Social media influencers are individuals who utilize social media platforms to build their own personal brand or influence their followers to act (including buying products, supporting a brand, or vacationing in a certain location). They can share anything from clothes and beauty products to make-at-home slime with their followers. While it might seem like frivolous fun, some influencers are making significant amounts of money from their connection to their fans, making them the modern entrepreneur. While not every social media influencer is an entrepreneur, the ones who have started their own businesses from the brand they created online have much in common with traditional entrepreneurs when it comes to driving the economy.
Are Influencers Entrepreneurs?
Entrepreneurs are people who organize, manage, and take on the risks of a business. They often start a new business in response to a perceived need for a good or service. An influencer, on the other hand, is someone who has the power to affect or change people and their behavior through social media—often to get them to buy something. Influencers who start their own business certainly fall under the first part of the definition of entrepreneur, as they are managing their business and taking on risk. But are they fulfilling a need? Many say yes: companies can target highly specific groups of people through employing an influencer—groups that might be missed by traditional advertising. And because influencers form a more personal relationship with their followers, the followers are seemingly more likely to buy what the influencer suggests.

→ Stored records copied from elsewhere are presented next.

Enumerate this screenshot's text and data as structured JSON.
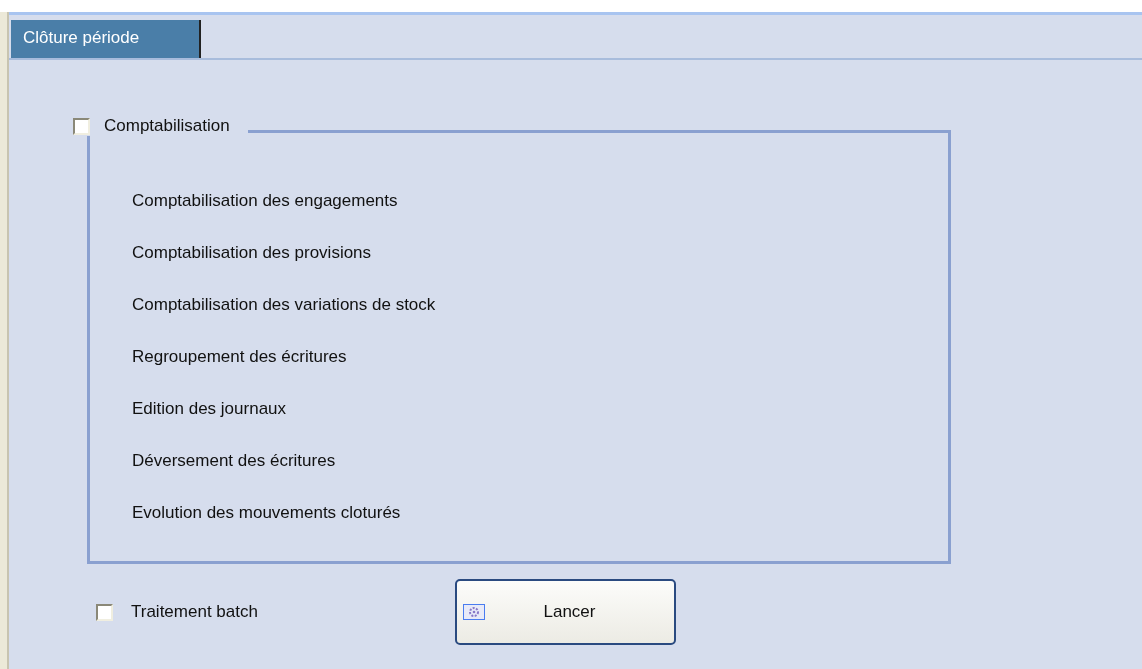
{
  "tabs": [
    {
      "label": "Clôture période",
      "selected": true
    }
  ],
  "group": {
    "label": "Comptabilisation",
    "checked": false,
    "items": [
      "Comptabilisation des engagements",
      "Comptabilisation des provisions",
      "Comptabilisation des variations de stock",
      "Regroupement des écritures",
      "Edition des journaux",
      "Déversement des écritures",
      "Evolution des mouvements cloturés"
    ]
  },
  "batch": {
    "label": "Traitement batch",
    "checked": false
  },
  "launch_button": {
    "label": "Lancer"
  }
}
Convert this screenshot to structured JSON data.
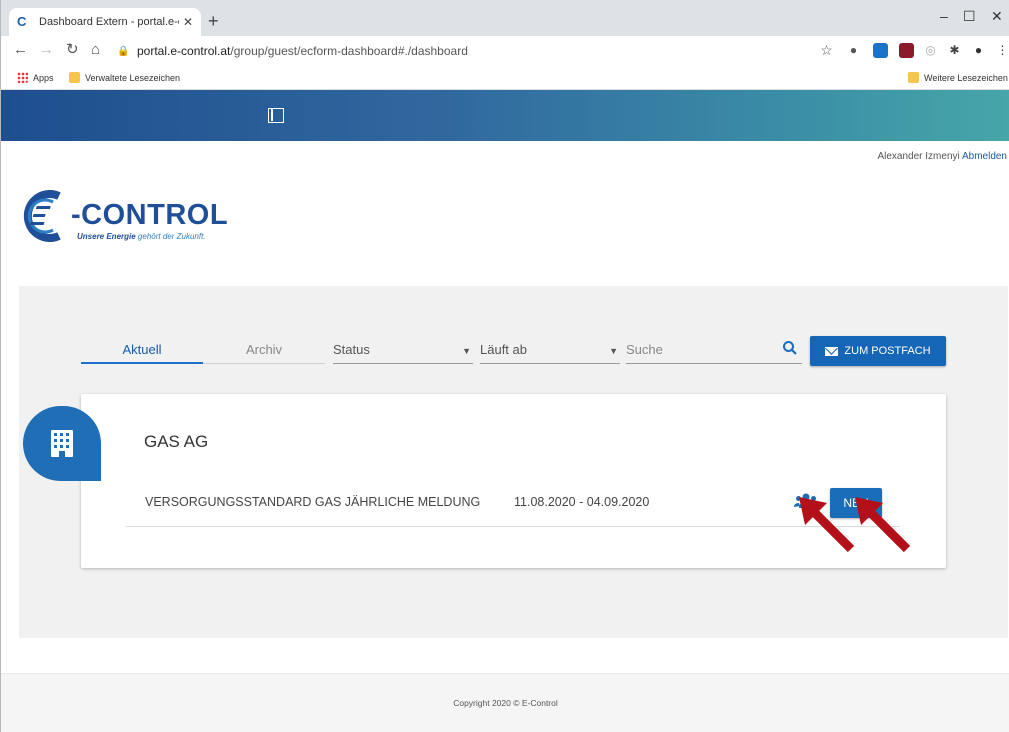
{
  "browser": {
    "tab_title": "Dashboard Extern - portal.e-cont",
    "url_host": "portal.e-control.at",
    "url_path": "/group/guest/ecform-dashboard#./dashboard",
    "bookmarks": [
      "Apps",
      "Verwaltete Lesezeichen"
    ],
    "other_bookmarks": "Weitere Lesezeichen"
  },
  "header": {
    "user_name": "Alexander Izmenyi",
    "logout_label": "Abmelden"
  },
  "logo": {
    "word": "-CONTROL",
    "tag_bold": "Unsere Energie",
    "tag_rest": " gehört der Zukunft."
  },
  "filters": {
    "tabs": [
      "Aktuell",
      "Archiv"
    ],
    "status_placeholder": "Status",
    "expires_placeholder": "Läuft ab",
    "search_placeholder": "Suche",
    "postfach_label": "ZUM POSTFACH"
  },
  "card": {
    "title": "GAS AG",
    "rows": [
      {
        "label": "VERSORGUNGSSTANDARD GAS JÄHRLICHE MELDUNG",
        "dates": "11.08.2020 - 04.09.2020",
        "status_button": "NEU"
      }
    ]
  },
  "footer": {
    "copyright": "Copyright 2020 © E-Control"
  },
  "colors": {
    "primary": "#1566b7",
    "arrow": "#b3101a"
  }
}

One area where entrepreneurs and influencers differ the most is in their processes of starting a business. Nearly all traditional businesses have startup costs, which go toward buying materials to create goods, equipment to manufacture items or provide a service, or office space. But entrepreneurs do not always have to put their own savings into a business. They can get venture capital, or money to start or grow a business, from outside investors, often in exchange for part ownership of the company. Influencers, on the other hand, have fewer startup costs, though it can vary by the influencer’s specialty. Beauty and fashion influencers may have to get new clothes, buy the latest makeup, and hire a professional photographer to start out, but others only need their social media accounts and a smartphone. Additionally, many of the costs that apply to starting a business do not apply to influencers, like renting office space, as many work from home.
Building a Brand

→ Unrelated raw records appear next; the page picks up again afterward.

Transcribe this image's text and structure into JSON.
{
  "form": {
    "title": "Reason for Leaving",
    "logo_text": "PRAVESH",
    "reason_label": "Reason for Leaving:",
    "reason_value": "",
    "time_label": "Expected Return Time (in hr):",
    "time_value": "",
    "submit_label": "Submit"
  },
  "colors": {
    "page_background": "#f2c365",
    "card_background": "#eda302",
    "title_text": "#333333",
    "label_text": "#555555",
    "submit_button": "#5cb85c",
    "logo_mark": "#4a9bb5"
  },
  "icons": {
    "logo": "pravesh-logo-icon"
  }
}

Building a brand is critical for both influencers and entrepreneurs, but they do it in different ways. Entrepreneurs build their brands slowly over time as they create their business. First, they determine what sets their brand apart from others, then they figure out how to communicate that to consumers. While a lot of brand-building happens before a company goes to market, some of it happens when the product or service hits the marketplace and gets feedback from the consumers. For entrepreneurs, the profit-making product or service comes first, and the brand comes second. Influencers also develop their brand over time, but because their brand is their personality, it has to be honed and prove appealing to followers before there can be a profit stream. Influencers know how their personalities are different from other influencers. They develop a message to reach and gain followers, then monetize it through partnering with brands. For them, brand comes first, and the service of reaching followers comes second.

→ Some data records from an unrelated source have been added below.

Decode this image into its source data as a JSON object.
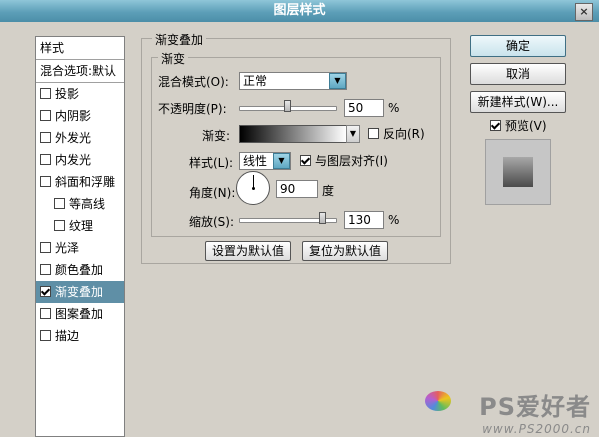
{
  "window": {
    "title": "图层样式",
    "close_label": "×"
  },
  "style_list": {
    "header": "样式",
    "blend_options": "混合选项:默认",
    "items": [
      {
        "label": "投影",
        "checked": false,
        "sub": false,
        "selected": false
      },
      {
        "label": "内阴影",
        "checked": false,
        "sub": false,
        "selected": false
      },
      {
        "label": "外发光",
        "checked": false,
        "sub": false,
        "selected": false
      },
      {
        "label": "内发光",
        "checked": false,
        "sub": false,
        "selected": false
      },
      {
        "label": "斜面和浮雕",
        "checked": false,
        "sub": false,
        "selected": false
      },
      {
        "label": "等高线",
        "checked": false,
        "sub": true,
        "selected": false
      },
      {
        "label": "纹理",
        "checked": false,
        "sub": true,
        "selected": false
      },
      {
        "label": "光泽",
        "checked": false,
        "sub": false,
        "selected": false
      },
      {
        "label": "颜色叠加",
        "checked": false,
        "sub": false,
        "selected": false
      },
      {
        "label": "渐变叠加",
        "checked": true,
        "sub": false,
        "selected": true
      },
      {
        "label": "图案叠加",
        "checked": false,
        "sub": false,
        "selected": false
      },
      {
        "label": "描边",
        "checked": false,
        "sub": false,
        "selected": false
      }
    ]
  },
  "gradient_overlay": {
    "group_title": "渐变叠加",
    "inner_title": "渐变",
    "blend_mode_label": "混合模式(O):",
    "blend_mode_value": "正常",
    "opacity_label": "不透明度(P):",
    "opacity_value": "50",
    "opacity_unit": "%",
    "opacity_fraction": 0.5,
    "gradient_label": "渐变:",
    "reverse_label": "反向(R)",
    "reverse_checked": false,
    "style_label": "样式(L):",
    "style_value": "线性",
    "align_label": "与图层对齐(I)",
    "align_checked": true,
    "angle_label": "角度(N):",
    "angle_value": "90",
    "angle_unit": "度",
    "scale_label": "缩放(S):",
    "scale_value": "130",
    "scale_unit": "%",
    "scale_fraction": 0.86,
    "make_default_button": "设置为默认值",
    "reset_default_button": "复位为默认值"
  },
  "buttons": {
    "ok": "确定",
    "cancel": "取消",
    "new_style": "新建样式(W)...",
    "preview_label": "预览(V)",
    "preview_checked": true
  },
  "watermark": {
    "logo": "PS爱好者",
    "url": "www.PS2000.cn"
  }
}
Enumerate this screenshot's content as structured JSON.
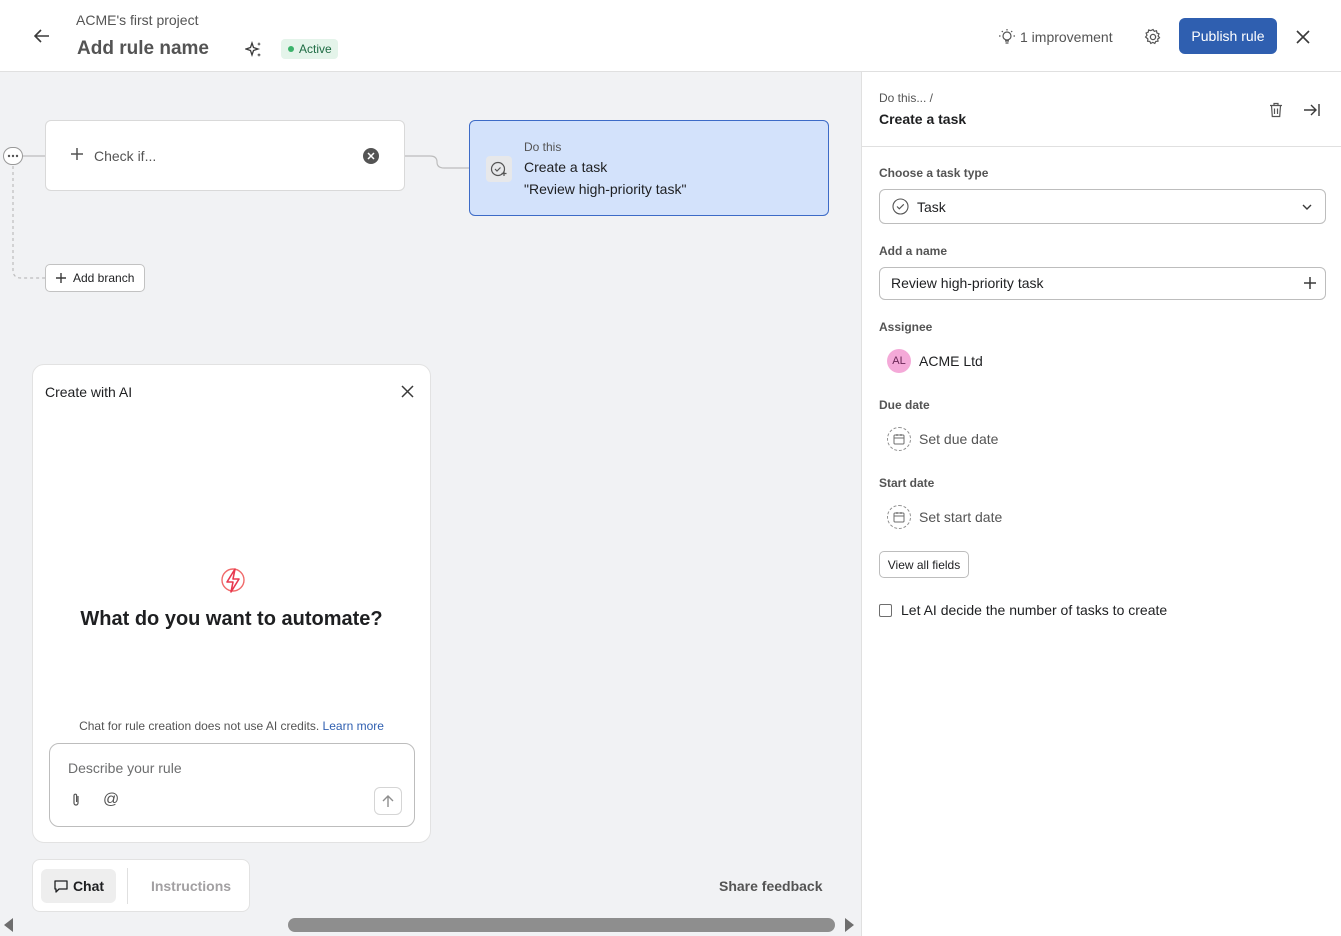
{
  "header": {
    "project_name": "ACME's first project",
    "rule_name_placeholder": "Add rule name",
    "status": "Active",
    "improvement": "1 improvement",
    "publish_label": "Publish rule"
  },
  "canvas": {
    "check_if_label": "Check if...",
    "do_this": {
      "small": "Do this",
      "title": "Create a task",
      "subtitle": "\"Review high-priority task\""
    },
    "add_branch_label": "Add branch"
  },
  "ai_panel": {
    "title": "Create with AI",
    "question": "What do you want to automate?",
    "note": "Chat for rule creation does not use AI credits.",
    "learn_more": "Learn more",
    "input_placeholder": "Describe your rule"
  },
  "tabs": {
    "chat": "Chat",
    "instructions": "Instructions"
  },
  "share_feedback": "Share feedback",
  "side": {
    "breadcrumb": "Do this...  /",
    "title": "Create a task",
    "task_type_label": "Choose a task type",
    "task_type_value": "Task",
    "name_label": "Add a name",
    "name_value": "Review high-priority task",
    "assignee_label": "Assignee",
    "assignee_initials": "AL",
    "assignee_name": "ACME Ltd",
    "due_label": "Due date",
    "due_placeholder": "Set due date",
    "start_label": "Start date",
    "start_placeholder": "Set start date",
    "view_all": "View all fields",
    "ai_decide": "Let AI decide the number of tasks to create"
  },
  "colors": {
    "accent": "#2f5fb0",
    "status_green": "#3bb36b",
    "selected_card": "#d3e2fb"
  }
}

Most entrepreneurs make money from their businesses in a straightforward way. Profit is made when money is earned above the cost of producing and selling goods and services. Most businesses sell the good or service for more than it costs to make them, which creates profit. Influencers have a murkier path. After building up an audience of followers, influencers may enter partnerships with companies or advertisers where they are paid to post about a product or service. With social media channels, like YouTube or Instagram, influencers have the option of adding advertisements to their page, creating another revenue stream. Most influencers earn money through a combination of advertisements, company-sponsored posts, and sometimes creating their own brand of products (and of course, advertising them on their social media channels). Influencers need to strategize and work hard to make sure their work is turning a profit.
Driving the Economy
Entrepreneurship is a major driver of economic growth, and as influencers have grown in number and become more and more popular, it has become clear that they are helping to drive the economy as well. Entrepreneurs stimulate economic growth in many ways. By fulfilling a need for a good or service, entrepreneurs create new categories and markets, and create competition. For example, after Uber was created to fulfill the need of wider taxi accessibility, a number of ride-sharing companies sprang up in this new category. As new companies grow, they can create employment opportunities by hiring more people. Entrepreneurs also spur innovation—which is clear from the vast number of startups that introduce new technology to the world. Influencers can drive the economy in similar ways: in using social media to connect with followers, they have created a new market. Their need for professional help in creating content can create employment opportunities, and competition becomes stronger as more people become influencers. Influencers also drive followers to join new social media platforms to access their content, and provide marketing opportunities for companies, both of which stimulate larger overall economic growth. As entrepreneurs themselves, influencers bring many of the benefits to the economy that traditional entrepreneurship has, while adding a few unique drivers that continue to boost the economy in a socially connected world.